++++ Extracted information

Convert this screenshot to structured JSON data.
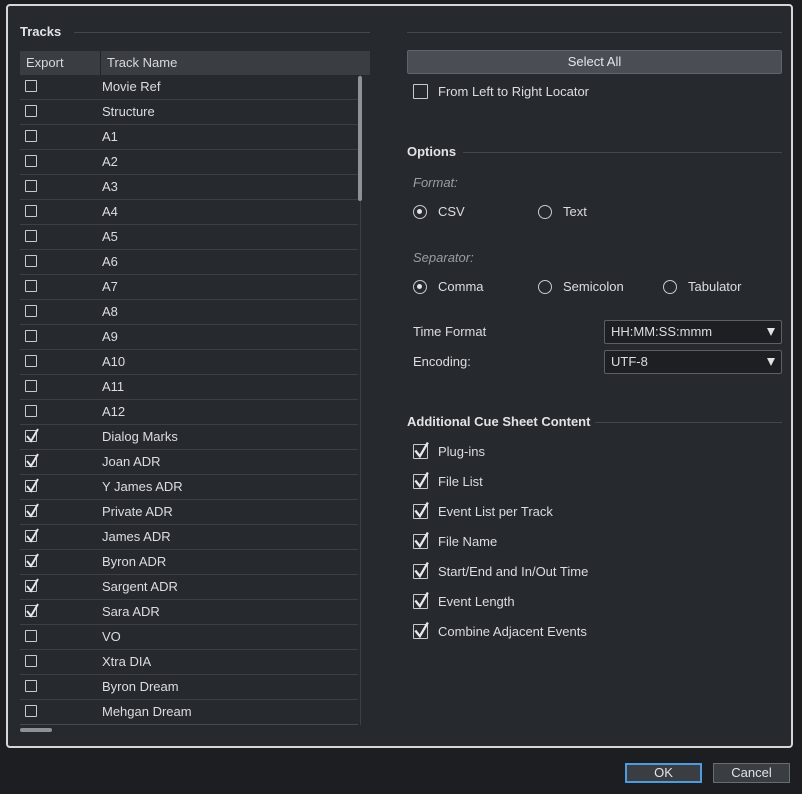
{
  "tracks": {
    "title": "Tracks",
    "col_export": "Export",
    "col_name": "Track Name",
    "rows": [
      {
        "name": "Movie Ref",
        "checked": false
      },
      {
        "name": "Structure",
        "checked": false
      },
      {
        "name": "A1",
        "checked": false
      },
      {
        "name": "A2",
        "checked": false
      },
      {
        "name": "A3",
        "checked": false
      },
      {
        "name": "A4",
        "checked": false
      },
      {
        "name": "A5",
        "checked": false
      },
      {
        "name": "A6",
        "checked": false
      },
      {
        "name": "A7",
        "checked": false
      },
      {
        "name": "A8",
        "checked": false
      },
      {
        "name": "A9",
        "checked": false
      },
      {
        "name": "A10",
        "checked": false
      },
      {
        "name": "A11",
        "checked": false
      },
      {
        "name": "A12",
        "checked": false
      },
      {
        "name": "Dialog Marks",
        "checked": true
      },
      {
        "name": "Joan ADR",
        "checked": true
      },
      {
        "name": "Y James ADR",
        "checked": true
      },
      {
        "name": "Private ADR",
        "checked": true
      },
      {
        "name": "James ADR",
        "checked": true
      },
      {
        "name": "Byron ADR",
        "checked": true
      },
      {
        "name": "Sargent ADR",
        "checked": true
      },
      {
        "name": "Sara ADR",
        "checked": true
      },
      {
        "name": "VO",
        "checked": false
      },
      {
        "name": "Xtra DIA",
        "checked": false
      },
      {
        "name": "Byron Dream",
        "checked": false
      },
      {
        "name": "Mehgan Dream",
        "checked": false
      }
    ]
  },
  "range": {
    "select_all": "Select All",
    "locator_label": "From Left to Right Locator",
    "locator_checked": false
  },
  "options": {
    "title": "Options",
    "format_label": "Format:",
    "format_choices": [
      "CSV",
      "Text"
    ],
    "format_selected": "CSV",
    "separator_label": "Separator:",
    "separator_choices": [
      "Comma",
      "Semicolon",
      "Tabulator"
    ],
    "separator_selected": "Comma",
    "time_format_label": "Time Format",
    "time_format_value": "HH:MM:SS:mmm",
    "encoding_label": "Encoding:",
    "encoding_value": "UTF-8"
  },
  "content": {
    "title": "Additional Cue Sheet Content",
    "items": [
      {
        "label": "Plug-ins",
        "checked": true
      },
      {
        "label": "File List",
        "checked": true
      },
      {
        "label": "Event List per Track",
        "checked": true
      },
      {
        "label": "File Name",
        "checked": true
      },
      {
        "label": "Start/End and In/Out Time",
        "checked": true
      },
      {
        "label": "Event Length",
        "checked": true
      },
      {
        "label": "Combine Adjacent Events",
        "checked": true
      }
    ]
  },
  "footer": {
    "ok": "OK",
    "cancel": "Cancel"
  },
  "colors": {
    "focus_accent": "#4f9be0",
    "background": "#26292d"
  }
}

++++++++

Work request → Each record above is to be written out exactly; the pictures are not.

Exercise output →
Convert this screenshot to structured JSON data.
{
  "tracks": {
    "title": "Tracks",
    "col_export": "Export",
    "col_name": "Track Name",
    "rows": [
      {
        "name": "Movie Ref",
        "checked": false
      },
      {
        "name": "Structure",
        "checked": false
      },
      {
        "name": "A1",
        "checked": false
      },
      {
        "name": "A2",
        "checked": false
      },
      {
        "name": "A3",
        "checked": false
      },
      {
        "name": "A4",
        "checked": false
      },
      {
        "name": "A5",
        "checked": false
      },
      {
        "name": "A6",
        "checked": false
      },
      {
        "name": "A7",
        "checked": false
      },
      {
        "name": "A8",
        "checked": false
      },
      {
        "name": "A9",
        "checked": false
      },
      {
        "name": "A10",
        "checked": false
      },
      {
        "name": "A11",
        "checked": false
      },
      {
        "name": "A12",
        "checked": false
      },
      {
        "name": "Dialog Marks",
        "checked": true
      },
      {
        "name": "Joan ADR",
        "checked": true
      },
      {
        "name": "Y James ADR",
        "checked": true
      },
      {
        "name": "Private ADR",
        "checked": true
      },
      {
        "name": "James ADR",
        "checked": true
      },
      {
        "name": "Byron ADR",
        "checked": true
      },
      {
        "name": "Sargent ADR",
        "checked": true
      },
      {
        "name": "Sara ADR",
        "checked": true
      },
      {
        "name": "VO",
        "checked": false
      },
      {
        "name": "Xtra DIA",
        "checked": false
      },
      {
        "name": "Byron Dream",
        "checked": false
      },
      {
        "name": "Mehgan Dream",
        "checked": false
      }
    ]
  },
  "range": {
    "select_all": "Select All",
    "locator_label": "From Left to Right Locator",
    "locator_checked": false
  },
  "options": {
    "title": "Options",
    "format_label": "Format:",
    "format_choices": [
      "CSV",
      "Text"
    ],
    "format_selected": "CSV",
    "separator_label": "Separator:",
    "separator_choices": [
      "Comma",
      "Semicolon",
      "Tabulator"
    ],
    "separator_selected": "Comma",
    "time_format_label": "Time Format",
    "time_format_value": "HH:MM:SS:mmm",
    "encoding_label": "Encoding:",
    "encoding_value": "UTF-8"
  },
  "content": {
    "title": "Additional Cue Sheet Content",
    "items": [
      {
        "label": "Plug-ins",
        "checked": true
      },
      {
        "label": "File List",
        "checked": true
      },
      {
        "label": "Event List per Track",
        "checked": true
      },
      {
        "label": "File Name",
        "checked": true
      },
      {
        "label": "Start/End and In/Out Time",
        "checked": true
      },
      {
        "label": "Event Length",
        "checked": true
      },
      {
        "label": "Combine Adjacent Events",
        "checked": true
      }
    ]
  },
  "footer": {
    "ok": "OK",
    "cancel": "Cancel"
  },
  "colors": {
    "focus_accent": "#4f9be0",
    "background": "#26292d"
  }
}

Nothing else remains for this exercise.